“We felt that the in-classroom assessment was critical. We were spinning our wheels with writing curricula for the classroom,” Potter told EdTech. Like teachers in other school districts, Tomah’s teachers would get the results back from multiple-choice tests, but they still didn’t have a great grasp on what students truly understood about the subject. Armed with necessity, Potter invented a solution to address the gap — an in-house-developed and handheld-based custom testing tool that allows teachers and students to see how they fared on tests and against state curriculum standards in real time. With the new assessment testing program Potter developed, teachers create tests — on the fly — gaining insights about what to focus on in their subsequent lessons.

However, “the really neat thing is the next step — after testing — which is working with the students on skills where they are less proficient,” Potter says. “When people look at technology in education, they often think it’s all about the latest cool software for kids. But there’s a lot that doesn’t have to do with students using software to try to learn. The technology used for the assessment side is an incredibly important part of the puzzle. We have to harness the power of technology on the assessment side, because our teachers are time strapped.”

What happened in Tomah isn’t usual. At school districts across the country, numerous educational technologists and IT practitioners are trying to find a better way to assess what’s right about the way they teach, and what needs tightening up. If necessity is driving you to innovate, consider these insights from Paul Potter’s project:

Integration Is Critical: Potter developed Tomah’s testing software with Visual Studio C# code, which is the same platform that the district’s School Information System runs on. This made tying back to the curriculum plans and state standards much easier.
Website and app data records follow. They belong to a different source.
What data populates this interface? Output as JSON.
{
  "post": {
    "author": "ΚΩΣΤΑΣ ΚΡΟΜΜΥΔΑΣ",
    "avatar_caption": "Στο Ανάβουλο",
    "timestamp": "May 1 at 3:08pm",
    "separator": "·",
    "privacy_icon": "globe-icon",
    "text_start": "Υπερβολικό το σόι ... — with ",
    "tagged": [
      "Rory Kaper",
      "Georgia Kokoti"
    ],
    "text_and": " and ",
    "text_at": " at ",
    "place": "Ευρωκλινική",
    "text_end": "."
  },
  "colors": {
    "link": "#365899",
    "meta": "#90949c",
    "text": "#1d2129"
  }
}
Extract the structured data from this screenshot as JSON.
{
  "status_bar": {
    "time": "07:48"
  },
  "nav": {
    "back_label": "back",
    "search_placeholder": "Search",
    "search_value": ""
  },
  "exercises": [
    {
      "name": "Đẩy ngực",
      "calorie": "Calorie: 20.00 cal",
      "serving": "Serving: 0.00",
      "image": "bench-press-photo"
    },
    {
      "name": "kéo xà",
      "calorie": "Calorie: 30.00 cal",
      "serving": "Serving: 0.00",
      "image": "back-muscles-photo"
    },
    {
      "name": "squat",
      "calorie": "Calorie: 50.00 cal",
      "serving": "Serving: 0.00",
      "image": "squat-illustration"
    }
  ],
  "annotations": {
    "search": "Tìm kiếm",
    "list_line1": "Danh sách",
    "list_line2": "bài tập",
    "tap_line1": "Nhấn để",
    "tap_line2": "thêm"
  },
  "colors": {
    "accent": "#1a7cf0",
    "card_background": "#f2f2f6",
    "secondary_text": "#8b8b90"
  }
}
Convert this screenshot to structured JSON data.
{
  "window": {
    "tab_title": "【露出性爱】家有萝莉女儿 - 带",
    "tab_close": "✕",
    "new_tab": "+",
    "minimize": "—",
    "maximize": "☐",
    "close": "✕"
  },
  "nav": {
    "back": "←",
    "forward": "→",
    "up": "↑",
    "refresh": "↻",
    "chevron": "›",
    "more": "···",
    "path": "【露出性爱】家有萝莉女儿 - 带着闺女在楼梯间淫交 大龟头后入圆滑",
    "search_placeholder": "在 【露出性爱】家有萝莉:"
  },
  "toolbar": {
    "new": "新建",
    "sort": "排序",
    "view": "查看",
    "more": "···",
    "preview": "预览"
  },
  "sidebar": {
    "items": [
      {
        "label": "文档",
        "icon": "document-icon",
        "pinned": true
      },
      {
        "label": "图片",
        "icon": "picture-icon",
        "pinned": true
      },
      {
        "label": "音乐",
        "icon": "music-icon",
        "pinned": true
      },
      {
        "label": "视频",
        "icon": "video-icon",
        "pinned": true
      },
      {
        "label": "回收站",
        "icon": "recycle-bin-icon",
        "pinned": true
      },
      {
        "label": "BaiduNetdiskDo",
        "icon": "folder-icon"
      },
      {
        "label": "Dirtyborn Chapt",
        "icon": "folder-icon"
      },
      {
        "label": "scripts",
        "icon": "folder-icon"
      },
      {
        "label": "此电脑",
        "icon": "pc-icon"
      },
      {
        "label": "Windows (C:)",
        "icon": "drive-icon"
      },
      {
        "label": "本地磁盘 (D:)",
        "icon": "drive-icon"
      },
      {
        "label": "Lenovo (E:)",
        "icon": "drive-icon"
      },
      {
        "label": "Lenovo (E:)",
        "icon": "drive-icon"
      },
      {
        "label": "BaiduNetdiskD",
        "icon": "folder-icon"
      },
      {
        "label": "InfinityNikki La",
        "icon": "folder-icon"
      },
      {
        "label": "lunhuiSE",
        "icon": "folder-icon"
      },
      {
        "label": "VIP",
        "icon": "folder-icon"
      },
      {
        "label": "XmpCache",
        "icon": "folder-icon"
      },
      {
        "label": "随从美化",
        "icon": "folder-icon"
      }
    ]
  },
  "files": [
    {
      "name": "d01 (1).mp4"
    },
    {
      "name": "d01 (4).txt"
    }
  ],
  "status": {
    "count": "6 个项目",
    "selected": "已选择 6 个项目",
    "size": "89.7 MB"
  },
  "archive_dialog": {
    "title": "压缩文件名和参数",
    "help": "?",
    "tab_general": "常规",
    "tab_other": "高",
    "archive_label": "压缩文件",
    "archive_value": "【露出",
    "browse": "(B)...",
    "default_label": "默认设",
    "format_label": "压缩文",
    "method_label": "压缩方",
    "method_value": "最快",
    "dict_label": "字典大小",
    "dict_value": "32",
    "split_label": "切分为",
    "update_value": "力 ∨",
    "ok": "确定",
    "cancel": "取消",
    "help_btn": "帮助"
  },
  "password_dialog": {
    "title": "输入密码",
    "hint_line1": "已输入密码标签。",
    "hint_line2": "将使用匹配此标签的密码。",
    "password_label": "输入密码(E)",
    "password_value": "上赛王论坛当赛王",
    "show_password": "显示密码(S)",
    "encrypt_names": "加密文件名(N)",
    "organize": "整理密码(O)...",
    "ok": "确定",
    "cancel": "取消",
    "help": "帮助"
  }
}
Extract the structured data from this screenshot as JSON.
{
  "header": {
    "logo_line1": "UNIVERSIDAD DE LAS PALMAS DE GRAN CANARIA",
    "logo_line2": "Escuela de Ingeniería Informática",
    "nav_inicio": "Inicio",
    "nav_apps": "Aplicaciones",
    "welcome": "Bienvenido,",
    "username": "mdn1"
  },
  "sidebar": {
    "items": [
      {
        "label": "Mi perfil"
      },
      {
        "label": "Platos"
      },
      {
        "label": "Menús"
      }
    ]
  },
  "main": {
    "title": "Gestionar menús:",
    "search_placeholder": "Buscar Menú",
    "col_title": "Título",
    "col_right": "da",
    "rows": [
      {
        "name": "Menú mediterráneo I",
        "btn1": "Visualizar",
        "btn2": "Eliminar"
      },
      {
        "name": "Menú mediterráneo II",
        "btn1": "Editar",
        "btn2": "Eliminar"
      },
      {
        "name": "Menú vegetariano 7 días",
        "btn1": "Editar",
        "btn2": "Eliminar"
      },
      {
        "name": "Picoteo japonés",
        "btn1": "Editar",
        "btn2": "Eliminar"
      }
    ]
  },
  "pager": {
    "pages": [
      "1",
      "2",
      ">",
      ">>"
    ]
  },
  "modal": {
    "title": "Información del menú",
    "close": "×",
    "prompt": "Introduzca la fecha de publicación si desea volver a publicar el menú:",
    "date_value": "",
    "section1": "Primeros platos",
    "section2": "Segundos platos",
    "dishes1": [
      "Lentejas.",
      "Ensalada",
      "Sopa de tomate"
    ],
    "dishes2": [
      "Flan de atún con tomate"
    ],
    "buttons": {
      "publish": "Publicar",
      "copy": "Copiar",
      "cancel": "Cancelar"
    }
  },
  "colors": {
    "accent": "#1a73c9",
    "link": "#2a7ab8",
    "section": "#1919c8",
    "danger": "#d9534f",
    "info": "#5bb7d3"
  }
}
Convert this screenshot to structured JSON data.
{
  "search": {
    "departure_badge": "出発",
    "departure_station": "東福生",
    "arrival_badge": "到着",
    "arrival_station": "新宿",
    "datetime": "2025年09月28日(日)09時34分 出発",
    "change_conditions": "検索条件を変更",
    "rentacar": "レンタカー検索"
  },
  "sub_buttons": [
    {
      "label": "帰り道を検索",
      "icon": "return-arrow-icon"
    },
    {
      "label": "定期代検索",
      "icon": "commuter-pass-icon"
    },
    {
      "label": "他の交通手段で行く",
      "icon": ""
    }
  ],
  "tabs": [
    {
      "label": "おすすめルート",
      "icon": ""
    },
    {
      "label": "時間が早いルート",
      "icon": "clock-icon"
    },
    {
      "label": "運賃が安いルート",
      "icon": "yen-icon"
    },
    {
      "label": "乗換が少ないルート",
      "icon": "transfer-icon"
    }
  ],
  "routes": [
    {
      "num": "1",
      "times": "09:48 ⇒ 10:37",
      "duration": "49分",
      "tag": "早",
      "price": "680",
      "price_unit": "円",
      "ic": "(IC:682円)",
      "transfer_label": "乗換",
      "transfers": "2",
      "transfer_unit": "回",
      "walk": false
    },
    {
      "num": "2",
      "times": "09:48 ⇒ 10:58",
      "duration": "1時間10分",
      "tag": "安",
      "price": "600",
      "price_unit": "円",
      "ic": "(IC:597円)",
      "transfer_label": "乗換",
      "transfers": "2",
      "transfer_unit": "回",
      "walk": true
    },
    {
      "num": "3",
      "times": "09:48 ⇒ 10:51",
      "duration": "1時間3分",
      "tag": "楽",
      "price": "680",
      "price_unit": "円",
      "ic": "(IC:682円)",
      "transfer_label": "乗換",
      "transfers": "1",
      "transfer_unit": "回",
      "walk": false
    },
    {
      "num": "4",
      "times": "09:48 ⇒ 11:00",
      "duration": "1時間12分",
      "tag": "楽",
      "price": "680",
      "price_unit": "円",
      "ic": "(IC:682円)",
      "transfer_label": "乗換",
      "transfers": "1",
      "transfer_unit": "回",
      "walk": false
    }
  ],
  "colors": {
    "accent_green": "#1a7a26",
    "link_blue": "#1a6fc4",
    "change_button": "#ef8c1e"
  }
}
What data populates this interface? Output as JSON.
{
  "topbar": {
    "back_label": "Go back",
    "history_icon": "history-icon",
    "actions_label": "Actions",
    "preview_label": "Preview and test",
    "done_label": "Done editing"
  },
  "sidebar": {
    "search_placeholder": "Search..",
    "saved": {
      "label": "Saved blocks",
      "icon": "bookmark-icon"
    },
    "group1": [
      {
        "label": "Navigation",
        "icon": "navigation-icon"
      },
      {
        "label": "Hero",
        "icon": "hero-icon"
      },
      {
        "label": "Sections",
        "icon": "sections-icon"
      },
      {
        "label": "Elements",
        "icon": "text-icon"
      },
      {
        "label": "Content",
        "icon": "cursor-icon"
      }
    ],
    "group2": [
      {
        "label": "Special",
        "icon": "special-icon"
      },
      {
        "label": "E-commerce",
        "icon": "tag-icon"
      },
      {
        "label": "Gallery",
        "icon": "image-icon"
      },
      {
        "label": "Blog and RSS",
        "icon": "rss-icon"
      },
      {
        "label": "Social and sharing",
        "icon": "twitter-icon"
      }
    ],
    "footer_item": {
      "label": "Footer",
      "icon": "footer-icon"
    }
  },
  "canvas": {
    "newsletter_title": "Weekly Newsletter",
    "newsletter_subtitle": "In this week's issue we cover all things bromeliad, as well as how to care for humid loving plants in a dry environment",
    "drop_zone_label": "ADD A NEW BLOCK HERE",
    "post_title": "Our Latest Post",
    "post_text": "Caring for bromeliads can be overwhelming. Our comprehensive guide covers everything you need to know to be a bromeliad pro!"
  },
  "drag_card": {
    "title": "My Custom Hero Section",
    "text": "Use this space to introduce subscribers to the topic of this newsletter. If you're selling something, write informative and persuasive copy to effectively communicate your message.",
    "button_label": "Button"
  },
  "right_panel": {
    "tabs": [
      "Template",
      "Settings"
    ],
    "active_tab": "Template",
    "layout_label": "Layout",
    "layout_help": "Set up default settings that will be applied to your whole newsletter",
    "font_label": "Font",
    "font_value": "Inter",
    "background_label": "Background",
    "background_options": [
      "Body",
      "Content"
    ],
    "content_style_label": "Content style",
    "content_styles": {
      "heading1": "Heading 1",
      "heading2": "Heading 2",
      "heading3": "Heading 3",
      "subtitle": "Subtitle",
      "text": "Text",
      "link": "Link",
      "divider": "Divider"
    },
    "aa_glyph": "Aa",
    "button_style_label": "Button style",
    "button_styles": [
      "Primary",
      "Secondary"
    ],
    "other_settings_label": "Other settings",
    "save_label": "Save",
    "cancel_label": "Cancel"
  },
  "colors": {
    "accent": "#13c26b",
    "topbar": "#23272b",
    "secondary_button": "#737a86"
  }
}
Pilots Take Time: This project took four years to come to fruition. Tomah is now gradually rolling its testing program out to teachers after a full-year pilot that included 104 elementary, middle and high school teachers. After more than 700 tests have been run off the handhelds, all the kinks are out.

Put Your Teachers in the Driver’s Seat: Potter wrote the code for this application, but the technology wasn’t the driver. Getting a better grasp on assessments consistently came up on teacher’s wish lists. The project grew out of meeting that need. The right form factor — in this case a portable, low-cost PDA — came under consideration after devising the program.

As you assess what to add, and perhaps take off, your project list for the next school year, thumb through the pages of EdTech, and hopefully you’ll find a number of great ideas to consider at your school district.

Editor in Chief, leecop@cdw.com

We’ve Come a Long Way

Commodore Business Machines produced one of the first computers, called the Commodore Personal Electronic Transactor (PET), to receive wide use in schools systems across the country in the late 1970s. Some models were called the “Teacher’s PET.” With an all-metal casing, the Commodore PET could handle demanding school environments, and at about $300 per unit, it fit school district budgets as well. It was the first computer to hit more than a million units sold, and also the first machine that Tomah School District’s Paul Potter programmed back in grade school. The eight-bit computer came fully loaded with eight kilobytes of RAM.